*Task objective*
A complete answer lists every line of the entries below where the string "data" appears.

□ □ □

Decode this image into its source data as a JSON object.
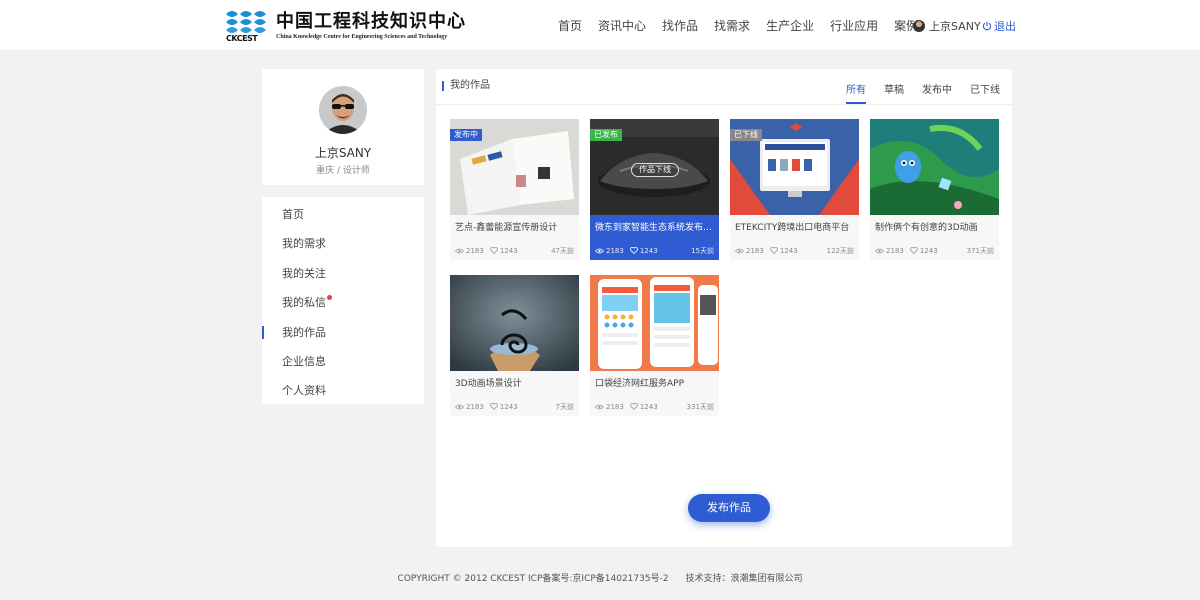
{
  "brand": {
    "mark_text": "CKCEST",
    "name_cn": "中国工程科技知识中心",
    "name_en": "China Knowledge Centre for Engineering Sciences and Technology",
    "color": "#1a8fd8"
  },
  "nav": [
    "首页",
    "资讯中心",
    "找作品",
    "找需求",
    "生产企业",
    "行业应用",
    "案例"
  ],
  "user": {
    "name": "上京SANY",
    "logout": "退出"
  },
  "profile": {
    "name": "上京SANY",
    "meta": "重庆 / 设计师"
  },
  "side_menu": [
    {
      "label": "首页"
    },
    {
      "label": "我的需求"
    },
    {
      "label": "我的关注"
    },
    {
      "label": "我的私信",
      "unread": true
    },
    {
      "label": "我的作品",
      "active": true
    },
    {
      "label": "企业信息"
    },
    {
      "label": "个人资料"
    }
  ],
  "main": {
    "title": "我的作品",
    "tabs": [
      {
        "label": "所有",
        "active": true
      },
      {
        "label": "草稿"
      },
      {
        "label": "发布中"
      },
      {
        "label": "已下线"
      }
    ],
    "publish_label": "发布作品"
  },
  "works": [
    {
      "title": "艺点-鑫蕾能源宣传册设计",
      "views": "2183",
      "likes": "1243",
      "ago": "47天前",
      "badge": "发布中",
      "badge_color": "#2f5bd3"
    },
    {
      "title": "微东到家智能生态系统发布会设计",
      "views": "2183",
      "likes": "1243",
      "ago": "15天前",
      "badge": "已发布",
      "badge_color": "#3bb54a",
      "overlay": "作品下线",
      "selected": true
    },
    {
      "title": "ETEKCITY跨境出口电商平台",
      "views": "2183",
      "likes": "1243",
      "ago": "122天前",
      "badge": "已下线",
      "badge_color": "#888888"
    },
    {
      "title": "制作俩个有创意的3D动画",
      "views": "2183",
      "likes": "1243",
      "ago": "371天前"
    },
    {
      "title": "3D动画场景设计",
      "views": "2183",
      "likes": "1243",
      "ago": "7天前"
    },
    {
      "title": "口袋经济网红服务APP",
      "views": "2183",
      "likes": "1243",
      "ago": "331天前"
    }
  ],
  "footer": {
    "copyright": "COPYRIGHT © 2012 CKCEST ICP备案号:京ICP备14021735号-2",
    "support": "技术支持：浪潮集团有限公司"
  },
  "colors": {
    "accent": "#2f5bd3",
    "badge_red": "#f23b3b"
  }
}
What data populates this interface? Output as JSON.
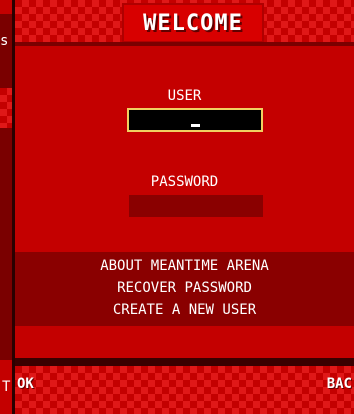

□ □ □

*Exercise answer*
Decode this image into its source data as a JSON object.
What data populates this interface? Output as JSON.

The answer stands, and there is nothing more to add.